MYSTIC RIVER directed by Clint Eastwood, written by Brian Helgeland from Dennis Lehane's novel, produced by Eastwood, Judie Hoyt and Robert Lorenz, with Sean Penn, Kevin Bacon, Tim Robbins, Marcia Gay Harden and Laura Linney. 137 minutes. A Malpaso production. A Warner Brothers release. Opens Wednesday (October 8). For venues and times, see First-Run Movies, page 109. Rating: NNNNN Rating: NNNNN
Clint Eastwood's Mystic River was the best movie I saw in Cannes this year. That may be a backhanded compliment, given the quality of this year's Cannes selection, but seeing it again last week, it still looks awfully good. This adaptation of Dennis Lehane's best-selling novel by Oscar-winning screenwriter Brian Helgeland (L.A. Confidential) is a big, brooding chunk of murder mystery packed with angst-laden star performances.
Jimmy, Dave and Sean were boyhood friends. Thirty years later, Jimmy (Sean Penn) owns a corner store but has some unstated interests of an illegal nature, Dave (Tim Robbins) remains haunted by his abduction in childhood, and Sean (Kevin Bacon) is a cop worrying over his wife, who left him without explanation.
When Jimmy's daughter is murdered, Sean comes back to the old neighbourhood, and Dave's been acting awfully strange since he came home the night of the murder with blood all over him.
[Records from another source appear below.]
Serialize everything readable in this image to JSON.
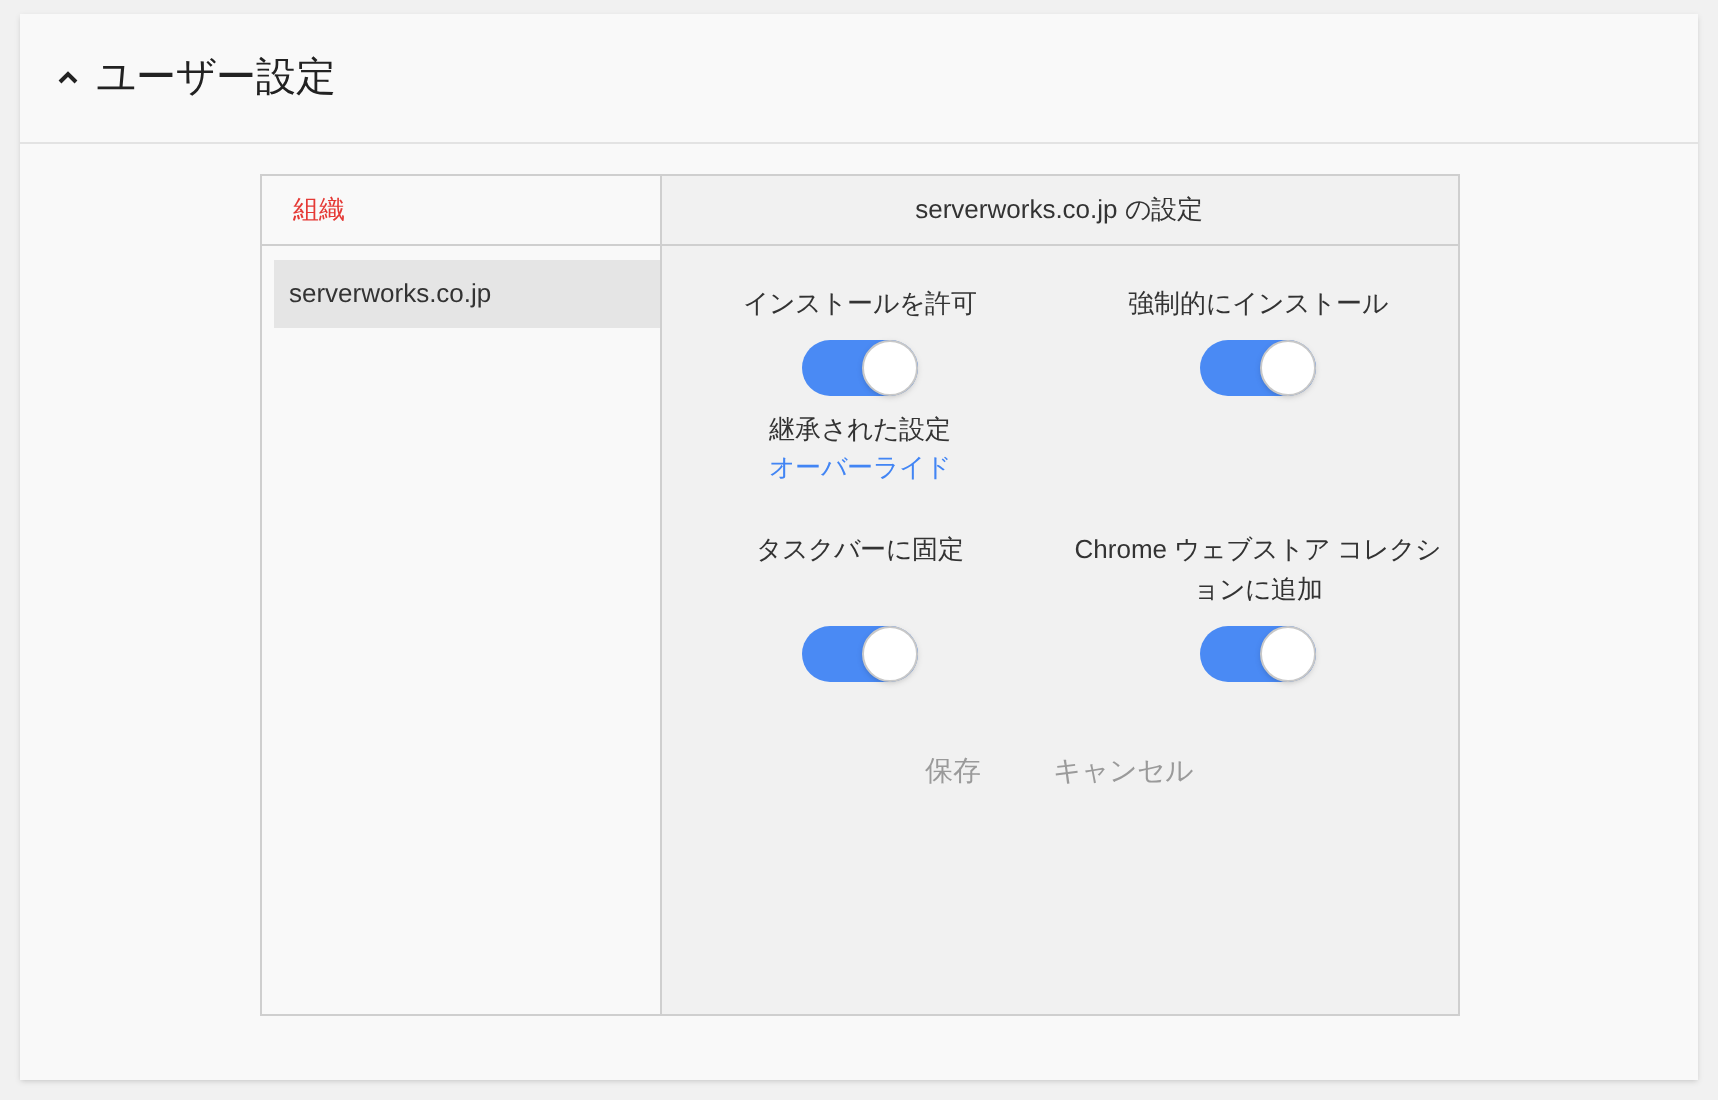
{
  "section": {
    "title": "ユーザー設定",
    "expanded": true
  },
  "org_panel": {
    "header": "組織",
    "items": [
      {
        "label": "serverworks.co.jp",
        "selected": true
      }
    ]
  },
  "settings_panel": {
    "title": "serverworks.co.jp の設定",
    "settings": [
      {
        "label": "インストールを許可",
        "on": true,
        "note": "継承された設定",
        "link": "オーバーライド"
      },
      {
        "label": "強制的にインストール",
        "on": true
      },
      {
        "label": "タスクバーに固定",
        "on": true
      },
      {
        "label": "Chrome ウェブストア コレクションに追加",
        "on": true
      }
    ],
    "buttons": [
      {
        "label": "保存",
        "disabled": true
      },
      {
        "label": "キャンセル",
        "disabled": true
      }
    ]
  }
}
This is a story of people whose lives unravel quickly, but it plays out slowly, and a lot more weight is given to the acting than is usual in Eastwood's films.
Penn, Robbins and Bacon have never worked with Eastwood before, and, though all are in their 40s, in an Eastwood film that's practically a youth movement. They're also fairly Methody actors, as is Marcia Gay Harden, who plays Dave's wife.
This is a departure for Eastwood, who likes low-maintenance performers like Morgan Freeman and Gene Hackman, who don't need - or care for - a lot of direction.
Whether Eastwood's suddenly started developing delusions that he's Elia Kazan or he's just hiring actors and letting them rip, Penn, Robbins and Bacon are all in top form here, with striking support from Harden, Laura Linney and Laurence Fishburne.
Linney and Fishburne are almost too big for their parts as Jimmy's wife Annabeth and Sean's partner Whitey, though I suspect the size of their roles may have suffered slightly in order to keep the movie a reasonable length. They do have a great moment together, when Fishburne is in her house and Annabeth gives him a look, and you're not sure if she simply doesn't like a cop in her house or if this isn't a South Boston Irish racist response to having a black man in her living room.
In an era when most Hollywood movies are terrified of not being fast enough for audiences raised on rock video, Mystic River is refreshingly slow. It takes the time to establish and explore the complex relationships between its characters. It makes sure we understand that these are people and situations with weight and consequences. One of the year's best, and Eastwood's best since Unforgiven.
Am I the only person who finds it rather unfair that after weeks and weeks of tepid openings, we're getting new films from Clint Eastwood, Quentin Tarantino and the Coen brothers all in the same month?